Contractors don’t pay their subcontractors properly. What’s difficult about saying that?

‘One of the first steps we took was to agree the principles of best practice payment terms in construction.’

Everyone knows what good payment looks like! Pay on-time and value fairly.

‘Before Build UK embarked on this work, no contractors had signed the Payment Charter – we now have five of our contractor members signed up. Now, I know that there is still more to do…’

There are 25 contractor members, and the charter isn’t even legally enforceable. So there definitely is a whole lot more to do.

‘And finally, the Duty to Report on Payment Practices legislation which requires all large companies to report on a range of metrics associated with their payment practices every six months will allow us, from next year, to benchmark our contractor members against one another to introduce real transparency for the supply chain.‘

And pigs will fly! The regulations are so woolly, they won’t tell anyone anything, and they certainly won’t be reporting on under-certification and wrongful set off.

Your president’s passion
Like your president, I’m passionate about protecting CFA members, and indeed all specialist contractors. And I believe David and Richard when they say they’ll be actively lobbying for change and faster progress in Build UK.

As to whether an organisation that represents all sides of the industry can ever deliver the massive culture shift required to rid this industry of its morally bankrupt payment practices, I have my doubts.
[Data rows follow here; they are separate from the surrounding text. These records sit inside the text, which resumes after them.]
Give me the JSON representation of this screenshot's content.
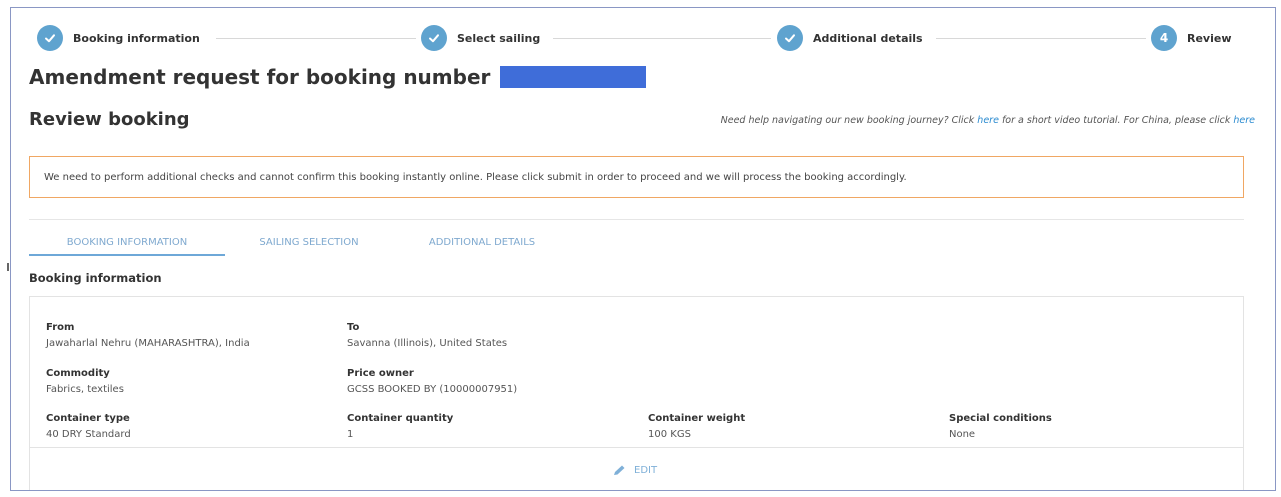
{
  "stepper": {
    "steps": [
      {
        "label": "Booking information",
        "state": "done"
      },
      {
        "label": "Select sailing",
        "state": "done"
      },
      {
        "label": "Additional details",
        "state": "done"
      },
      {
        "label": "Review",
        "number": "4",
        "state": "current"
      }
    ],
    "accent": "#5fa3cf"
  },
  "page": {
    "title": "Amendment request for booking number",
    "subtitle": "Review booking"
  },
  "help": {
    "text1": "Need help navigating our new booking journey? Click ",
    "link1": "here",
    "text2": " for a short video tutorial. For China, please click ",
    "link2": "here"
  },
  "notice": {
    "text": "We need to perform additional checks and cannot confirm this booking instantly online. Please click submit in order to proceed and we will process the booking accordingly.",
    "border_color": "#f0a763"
  },
  "tabs": [
    {
      "label": "BOOKING INFORMATION",
      "active": true
    },
    {
      "label": "SAILING SELECTION",
      "active": false
    },
    {
      "label": "ADDITIONAL DETAILS",
      "active": false
    }
  ],
  "booking": {
    "section_title": "Booking information",
    "from": {
      "label": "From",
      "value": "Jawaharlal Nehru (MAHARASHTRA), India"
    },
    "to": {
      "label": "To",
      "value": "Savanna (Illinois), United States"
    },
    "commodity": {
      "label": "Commodity",
      "value": "Fabrics, textiles"
    },
    "price_owner": {
      "label": "Price owner",
      "value": "GCSS BOOKED BY (10000007951)"
    },
    "container_type": {
      "label": "Container type",
      "value": "40 DRY Standard"
    },
    "container_quantity": {
      "label": "Container quantity",
      "value": "1"
    },
    "container_weight": {
      "label": "Container weight",
      "value": "100 KGS"
    },
    "special_conditions": {
      "label": "Special conditions",
      "value": "None"
    },
    "edit_label": "EDIT"
  }
}
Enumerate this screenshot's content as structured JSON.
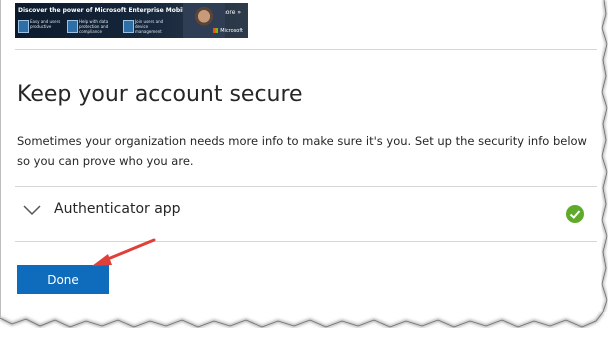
{
  "banner": {
    "title": "Discover the power of Microsoft Enterprise Mobility",
    "learn_more": "Learn more »",
    "features": [
      "Easy and users productive",
      "Help with data protection and compliance",
      "Join users and device management"
    ],
    "brand": "Microsoft"
  },
  "page": {
    "title": "Keep your account secure",
    "description": "Sometimes your organization needs more info to make sure it's you. Set up the security info below so you can prove who you are."
  },
  "methods": [
    {
      "label": "Authenticator app",
      "status": "verified"
    }
  ],
  "actions": {
    "done_label": "Done"
  },
  "colors": {
    "accent": "#0f6cbd",
    "success": "#5fa92b",
    "annotation_arrow": "#e0403a"
  },
  "icons": {
    "expand": "chevron-down-icon",
    "status": "check-circle-icon",
    "annotation": "red-arrow-icon"
  }
}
After all the ‘anti-fox hunting/pro-fox hunting association’ doesn’t sound like a group that’s going to please any of its members!
So, are we altogether now?

Maybe we can leave the last word to the lyrics of the Farm song ‘Altogether Now’:

‘All together now
All together now
All together now, in no man’s land
The same old story again
All those tears shed in vain
Nothing learnt and nothing gained
Only hope remains’

RIGHT OF REPLY

It was Winston Churchill who said to jaw-jaw is always better than to war-war and I subscribe to that theory.

Build UK would never seek to comment on how another organisation goes about its business, particularly one that shares our ambition of achieving fair payment and a better construction industry.

We prefer to use our energy and resources in dealing with the problem and we believe that this can be achieved by bringing the whole construction supply together.

The limited progress on this issue over the years is because the supply chain has, up until two years ago, always worked in isolation.

I’ve always said Build UK has no monopoly on achieving fair payment and by focusing on our shared ambition we’re more likely to achieve it. If someone has a better idea of how to achieve fair payment then we want to know about it.

Whether it’s the Build UK idea, the Streetwise Subbie idea or anyone else’s idea isn’t the issue; if between us we can achieve the end-goal everyone will benefit. – Suzannah Nichol, ceo, Build UK